Let us enumerate such imperatives for catalyzing an environment of meaningful play for the young generation.

A safe, creative environment

We ought to give children a safe play environment and let them play by themselves. Distant supervision allows security of the wards while enabling them to improve decision making, understand consequences of actions and relish freedom of individuality. To inspire independent thinking, it is also a great idea to provide foam pieces, little wooden sticks, ribbon scraps, and other reusable resources for play time. Open-ended materials instill creative thinking and delight children to create pieces never thought of.

Discovering interests

It is surprising but true that the innate tendency and inclination to play in the early years is in large measure due to the fact that the young guns wish to discover and learn more and more through their action, through social engagements and collective play. The parents must thus keep the fire to play burning in children, and perhaps give a proper channel to make play a profession later in life.

Teaching focus

It has been observed that during play, children offer single-minded devotion. Play becomes priority as all else gets forgotten. This is laying the foundation of focus and concentration. These are the first signs of understanding a kid’s ability to avoid distraction in areas which aren’t of interest. This ability to focus on one thing at a time can be leveraged by parents to drive home scientific temperament through explaining natural phenomena, trying new ideas, helping them understand their cartoons or virtual life from the real life and the laws that govern real life. For instance, in their play time children may try to emulate their superheroes by trying to fly. Explanation of the phenomenon of gravity will come in handy here.

Alcohol use in children, and how parents can make a difference

Alcohol use in children, and how parents can make a difference

Martin was 17 when he was first introduced to alcohol.

“As a young person, there’s the world of alcohol. You go there as a way [to], I guess, get away from your problems,” he says.

“It’s a way to be social, it’s a way people perceive to have fun, you see it as something to do with your mates and if you are not doing it then … you’re different.”

But for Martin, alcohol soon became a way to cope with his anxiety.

“I think it led to experiences that weren’t necessarily the best for me,” he says.

“The decisions you make while you are under the influence essentially can increase more of that anxiety in you as a young person.”

In a culture where alcohol is prevalent, Martin says the pressure to drink can be overwhelming.

“I think just growing up in Australia in general, there’s a lot of emphasis on drinking alcohol to be social,” he says.

“At a stage of my life where I felt a bit shy or insecure, not confident in who I was, drinking alcohol was a way to cope with that social anxiety.”

Add to that research that finds people living with an anxiety disorder are 2-3 times more likely to also have an alcohol use disorder, and it becomes all the more worrying. Preventing problem drinking from the start

In a culture where alcohol is prevalent, the pressure to drink can be immense — but parents can have an impact.( Unsplash: Kelsey Chance ) It’s a familiar cause of angst for many parents — the concern that as their children grow up, they will encounter or face pressure to drink alcohol or try illicit drugs.

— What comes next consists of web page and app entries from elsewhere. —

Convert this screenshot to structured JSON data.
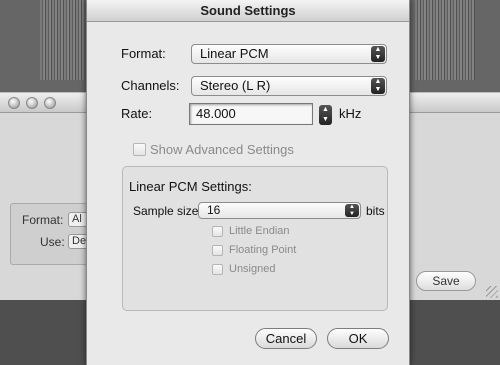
{
  "dialog": {
    "title": "Sound Settings",
    "format": {
      "label": "Format:",
      "value": "Linear PCM"
    },
    "channels": {
      "label": "Channels:",
      "value": "Stereo (L R)"
    },
    "rate": {
      "label": "Rate:",
      "value": "48.000",
      "unit": "kHz"
    },
    "show_advanced": {
      "label": "Show Advanced Settings",
      "checked": false,
      "enabled": false
    },
    "pcm": {
      "title": "Linear PCM Settings:",
      "sample_size": {
        "label": "Sample size:",
        "value": "16",
        "unit": "bits"
      },
      "options": [
        {
          "label": "Little Endian",
          "checked": false
        },
        {
          "label": "Floating Point",
          "checked": false
        },
        {
          "label": "Unsigned",
          "checked": false
        }
      ]
    },
    "cancel_label": "Cancel",
    "ok_label": "OK"
  },
  "background_window": {
    "format_label": "Format:",
    "format_value": "Al",
    "use_label": "Use:",
    "use_value": "De",
    "save_label": "Save"
  }
}
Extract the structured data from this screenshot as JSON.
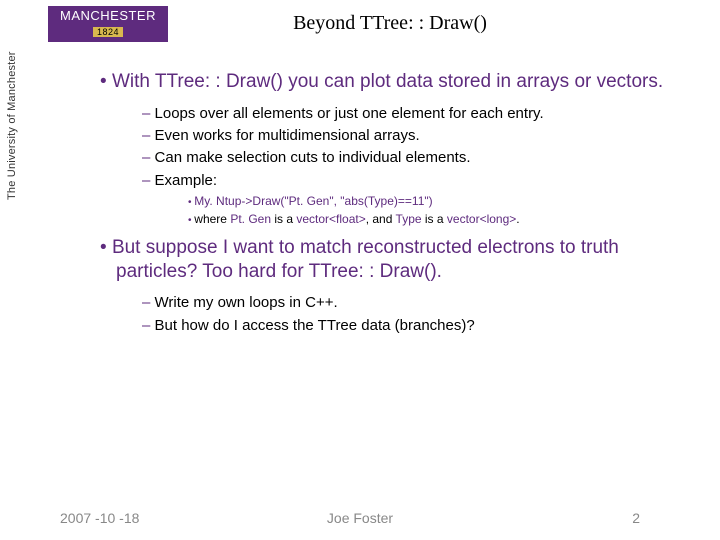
{
  "logo": {
    "name": "MANCHESTER",
    "year": "1824",
    "sub": "The University of Manchester"
  },
  "title": "Beyond TTree: : Draw()",
  "bullets": {
    "b1a": "With TTree: : Draw() you can plot data stored in arrays or vectors.",
    "s1": "Loops over all elements or just one element for each entry.",
    "s2": "Even works for multidimensional arrays.",
    "s3": "Can make selection cuts to individual elements.",
    "s4": "Example:",
    "e1": "My. Ntup->Draw(\"Pt. Gen\", \"abs(Type)==11\")",
    "e2a": "where ",
    "e2b": "Pt. Gen",
    "e2c": " is a ",
    "e2d": "vector<float>",
    "e2e": ", and ",
    "e2f": "Type",
    "e2g": " is a ",
    "e2h": "vector<long>",
    "e2i": ".",
    "b1b": "But suppose I want to match reconstructed electrons to truth particles?  Too hard for TTree: : Draw().",
    "s5": "Write my own loops in C++.",
    "s6": "But how do I access the TTree data (branches)?"
  },
  "footer": {
    "date": "2007 -10 -18",
    "author": "Joe Foster",
    "page": "2"
  }
}
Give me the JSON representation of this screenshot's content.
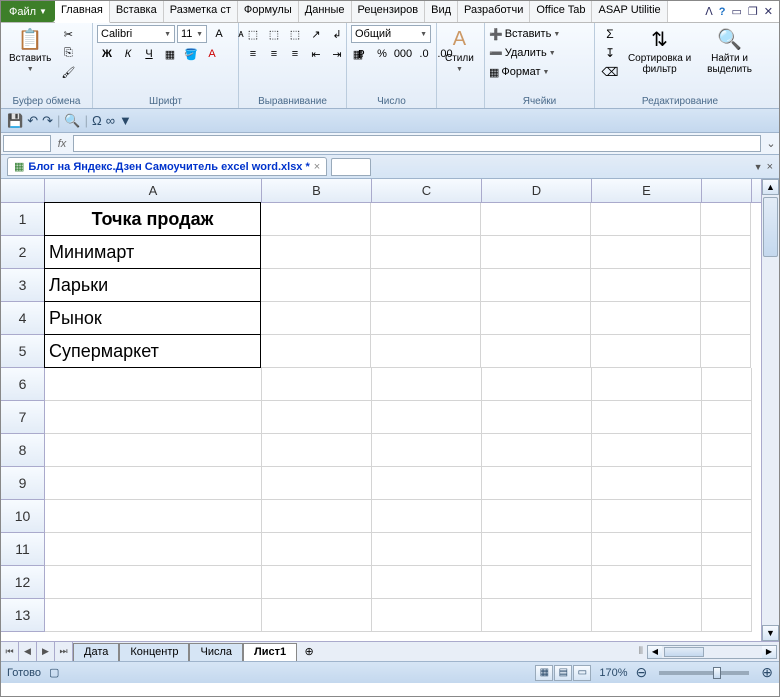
{
  "tabs": {
    "file": "Файл",
    "list": [
      "Главная",
      "Вставка",
      "Разметка ст",
      "Формулы",
      "Данные",
      "Рецензиров",
      "Вид",
      "Разработчи",
      "Office Tab",
      "ASAP Utilitie"
    ],
    "active_index": 0
  },
  "ribbon": {
    "clipboard": {
      "paste": "Вставить",
      "title": "Буфер обмена"
    },
    "font": {
      "name": "Calibri",
      "size": "11",
      "title": "Шрифт"
    },
    "align": {
      "title": "Выравнивание"
    },
    "number": {
      "format": "Общий",
      "title": "Число"
    },
    "styles": {
      "btn": "Стили",
      "title": ""
    },
    "cells": {
      "insert": "Вставить",
      "delete": "Удалить",
      "format": "Формат",
      "title": "Ячейки"
    },
    "editing": {
      "sort": "Сортировка и фильтр",
      "find": "Найти и выделить",
      "title": "Редактирование"
    }
  },
  "doc_tab": {
    "name": "Блог на Яндекс.Дзен Самоучитель excel word.xlsx *"
  },
  "columns": [
    "A",
    "B",
    "C",
    "D",
    "E"
  ],
  "rows": [
    1,
    2,
    3,
    4,
    5,
    6,
    7,
    8,
    9,
    10,
    11,
    12,
    13
  ],
  "cells": {
    "A1": "Точка продаж",
    "A2": "Минимарт",
    "A3": "Ларьки",
    "A4": "Рынок",
    "A5": "Супермаркет"
  },
  "sheets": {
    "list": [
      "Дата",
      "Концентр",
      "Числа",
      "Лист1"
    ],
    "active_index": 3
  },
  "status": {
    "ready": "Готово",
    "zoom": "170%"
  }
}
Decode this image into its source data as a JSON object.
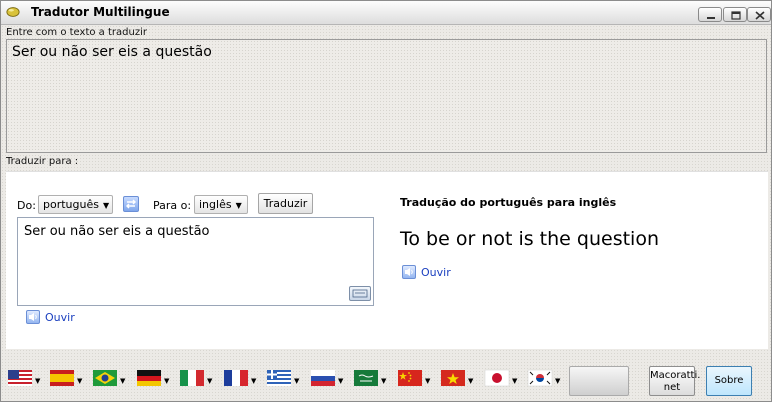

But while the pressure from media and peers is real, parents can make more of a difference than they think.In fact, they are more influential than peers at this stage, according to Associate Professor Nicola Newton, the Director of Prevention Research at the University of Sydney’s Matilda Centre. “The most important thing is for parents to know that they still have an influence over their children’s choices when they become adolescents,” she says. “In fact, they are the number one influence over their adolescents’ choices at this stage.”Whilst it may appear and it may seem at the time that peers are the most important influence in your life, parents still have a critical role to play in their adolescents’ health, behaviours and choices.” Dr Newton says to reduce “uptake of substances”, modelling good behaviour around alcohol is key — and that means parents need to have healthy habits themselves.”If your kids are coming home from school and you are there having a glass of […]